SHACKLETON NEWS ARCHIVE
RUNS AT LIVERPOOL FROM 16 JULY 2010 TO 27 FEBRUARY 2011
Endurance: Shackleton's Antarctic Adventure is the title of a striking exhibition at the Merseyside Maritime Museum, which runs from 16 July 2010 to 27 February 2011. Admission is Free.
The epic story of Sir Ernest Shackleton's 1914 Endurance expedition is an incredible real life tale of survival. The exhibition features about 150 compelling photographs of the expedition's ordeal taken by photographer Frank Hurley, who dived into freezing waters to retrieve his glass plate negatives from the sinking Endurance.
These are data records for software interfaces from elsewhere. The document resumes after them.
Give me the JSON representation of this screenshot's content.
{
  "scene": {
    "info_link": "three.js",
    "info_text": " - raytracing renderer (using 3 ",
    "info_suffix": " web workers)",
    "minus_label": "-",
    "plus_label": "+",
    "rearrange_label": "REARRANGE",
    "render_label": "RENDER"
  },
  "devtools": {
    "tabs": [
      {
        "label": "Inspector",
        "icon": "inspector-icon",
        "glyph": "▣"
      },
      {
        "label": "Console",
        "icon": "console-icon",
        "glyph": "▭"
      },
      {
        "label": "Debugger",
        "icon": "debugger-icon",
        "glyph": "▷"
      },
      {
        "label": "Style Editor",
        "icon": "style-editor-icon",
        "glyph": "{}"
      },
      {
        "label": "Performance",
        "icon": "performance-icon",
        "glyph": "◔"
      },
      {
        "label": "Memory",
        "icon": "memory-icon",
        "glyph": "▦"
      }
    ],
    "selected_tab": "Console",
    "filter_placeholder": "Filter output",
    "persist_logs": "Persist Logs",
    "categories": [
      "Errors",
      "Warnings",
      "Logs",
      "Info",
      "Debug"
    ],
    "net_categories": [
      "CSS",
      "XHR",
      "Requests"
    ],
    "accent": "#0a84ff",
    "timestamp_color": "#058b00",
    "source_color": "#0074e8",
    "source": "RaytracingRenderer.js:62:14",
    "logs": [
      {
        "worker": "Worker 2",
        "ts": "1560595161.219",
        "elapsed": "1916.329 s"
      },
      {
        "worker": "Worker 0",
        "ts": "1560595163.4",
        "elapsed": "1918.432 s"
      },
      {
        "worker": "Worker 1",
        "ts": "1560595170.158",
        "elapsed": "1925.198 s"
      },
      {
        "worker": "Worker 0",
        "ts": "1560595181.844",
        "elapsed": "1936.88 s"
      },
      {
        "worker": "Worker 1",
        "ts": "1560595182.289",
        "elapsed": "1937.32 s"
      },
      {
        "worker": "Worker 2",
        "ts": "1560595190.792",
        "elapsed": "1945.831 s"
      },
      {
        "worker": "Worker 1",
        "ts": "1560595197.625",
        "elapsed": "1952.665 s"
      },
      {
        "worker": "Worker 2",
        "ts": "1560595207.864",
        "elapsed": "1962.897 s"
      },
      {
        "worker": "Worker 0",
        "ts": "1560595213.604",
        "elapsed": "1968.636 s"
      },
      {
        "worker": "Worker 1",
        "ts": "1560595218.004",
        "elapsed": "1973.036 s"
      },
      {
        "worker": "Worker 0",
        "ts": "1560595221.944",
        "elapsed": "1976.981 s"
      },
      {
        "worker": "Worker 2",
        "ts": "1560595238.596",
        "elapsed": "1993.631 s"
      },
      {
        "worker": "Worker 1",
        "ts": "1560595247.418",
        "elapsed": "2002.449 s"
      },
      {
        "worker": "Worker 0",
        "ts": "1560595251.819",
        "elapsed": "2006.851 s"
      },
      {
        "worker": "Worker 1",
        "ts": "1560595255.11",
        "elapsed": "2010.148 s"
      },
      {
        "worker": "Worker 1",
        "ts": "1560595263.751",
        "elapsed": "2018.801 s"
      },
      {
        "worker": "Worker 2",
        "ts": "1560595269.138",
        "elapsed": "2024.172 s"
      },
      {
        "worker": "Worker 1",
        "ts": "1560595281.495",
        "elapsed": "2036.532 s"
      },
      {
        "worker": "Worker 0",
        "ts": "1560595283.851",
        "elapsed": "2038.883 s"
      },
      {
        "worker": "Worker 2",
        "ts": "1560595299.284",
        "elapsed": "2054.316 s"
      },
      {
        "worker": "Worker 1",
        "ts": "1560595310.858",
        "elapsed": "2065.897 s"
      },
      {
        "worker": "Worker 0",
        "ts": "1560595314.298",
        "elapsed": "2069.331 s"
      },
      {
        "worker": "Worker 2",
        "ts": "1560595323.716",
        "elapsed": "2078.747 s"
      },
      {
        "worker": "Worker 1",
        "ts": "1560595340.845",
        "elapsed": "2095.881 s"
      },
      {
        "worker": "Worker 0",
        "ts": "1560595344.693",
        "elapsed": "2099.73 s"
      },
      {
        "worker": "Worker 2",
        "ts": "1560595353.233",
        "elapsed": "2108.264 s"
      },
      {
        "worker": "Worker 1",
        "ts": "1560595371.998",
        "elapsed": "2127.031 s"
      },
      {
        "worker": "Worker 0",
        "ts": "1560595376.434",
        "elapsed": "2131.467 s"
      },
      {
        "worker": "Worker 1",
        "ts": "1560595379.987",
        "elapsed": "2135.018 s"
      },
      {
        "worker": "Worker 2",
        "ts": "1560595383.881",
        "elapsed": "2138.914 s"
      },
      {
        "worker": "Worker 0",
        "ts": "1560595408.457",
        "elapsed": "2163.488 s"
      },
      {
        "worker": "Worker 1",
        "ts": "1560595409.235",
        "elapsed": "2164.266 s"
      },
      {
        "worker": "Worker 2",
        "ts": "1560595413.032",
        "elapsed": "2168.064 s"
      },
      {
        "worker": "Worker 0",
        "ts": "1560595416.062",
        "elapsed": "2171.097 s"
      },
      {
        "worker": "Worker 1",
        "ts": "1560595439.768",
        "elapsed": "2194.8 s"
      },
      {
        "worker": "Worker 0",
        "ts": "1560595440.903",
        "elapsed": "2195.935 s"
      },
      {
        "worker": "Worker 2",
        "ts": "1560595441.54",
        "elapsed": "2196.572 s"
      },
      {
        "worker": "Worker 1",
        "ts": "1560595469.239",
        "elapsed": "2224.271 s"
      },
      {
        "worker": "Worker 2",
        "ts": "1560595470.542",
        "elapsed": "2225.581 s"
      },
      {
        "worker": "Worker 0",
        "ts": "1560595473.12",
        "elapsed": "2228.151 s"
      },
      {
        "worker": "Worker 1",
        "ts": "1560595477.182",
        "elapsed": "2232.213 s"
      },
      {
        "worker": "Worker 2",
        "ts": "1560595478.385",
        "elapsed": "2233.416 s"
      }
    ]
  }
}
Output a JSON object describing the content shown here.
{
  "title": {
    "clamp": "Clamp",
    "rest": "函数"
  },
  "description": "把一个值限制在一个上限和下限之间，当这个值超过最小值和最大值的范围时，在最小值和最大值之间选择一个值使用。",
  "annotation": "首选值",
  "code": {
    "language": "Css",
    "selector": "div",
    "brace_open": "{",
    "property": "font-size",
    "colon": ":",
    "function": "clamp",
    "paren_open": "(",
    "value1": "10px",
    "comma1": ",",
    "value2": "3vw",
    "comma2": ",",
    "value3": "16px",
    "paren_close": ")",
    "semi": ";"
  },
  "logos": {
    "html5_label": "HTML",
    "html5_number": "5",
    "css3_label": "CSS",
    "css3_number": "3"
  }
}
The photographs, printed from the original negatives and Hurley's album of prints, are accompanied by gripping memoirs from the voyage. This is the touring exhibition which started, to great acclaim, in 1999 in New York and was attended by Hon. Alexandra Shackleton, Harding Dunnett (founder of the James Caird Society) and Pippa Hare, along with the James Caird itself!
Shackleton first headed south in 1901, accompanying Robert F Scott on an unsuccessful bid for the Pole. Six years later he led his own Nimrod expedition to within approximately 100 miles of his goal, further south than anyone had gone before. Here, taking stock of his party's failing supplies and health, Shackleton made the heartbreaking decision to turn back. In 1911 the race was finally won by Roald Amundsen of Norway.
With the prize of the Pole having been claimed, Shackleton embarked on a new challenge in 1914 - to cross the entire continent on foot, from the Weddell to the Ross Sea. Leaving the island of South Georgia in December, his ship Endurance battled her way through pack ice toward the continent. But while deep in the pack of the Weddell Sea, the ship was trapped and slowly crushed by the ice.
On board the Endurance was a talented Australian photographer named James Francis ('Frank') Hurley. Shackleton had partly financed the expedition through advance sales of photographic, film and story rights. This was to be Hurley's second trip to Antarctica, as he had previously documented an expedition led by the Australian explorer Douglas Mawson. The 1913 film that Hurley made about Mawson's journey had drawn him to Shackleton's attention.
By his shipmates, Hurley was considered "hard as nails", able to endure harsh conditions and willing to go to any length to obtain a shot. After the Endurance was abandoned, Hurley dove into the icy water to retrieve sealed canisters containing his glass plate photographic negatives. Relaxing his rule that only two pounds of gear be allowed for each man, Shackleton allowed Hurley to save his best images.
Together, Shackleton and Hurley selected 120 negatives, destroying approximately 400 so that Hurley would not be tempted to retrieve them again. The chosen negatives survived ice, open seas and burial under the snow of a desolate island.
The photographs in this exhibition were made from Frank Hurley's glass plate negatives, film negatives and an album of prints he made while still aboard the Endurance.
Shackleton and his men became castaways in one of the most hostile environments on earth. The expedition was a failure - yet the unimaginable saga of survival that followed ensured that it was for this, the failed Endurance expedition, that Shackleton is ultimately remembered.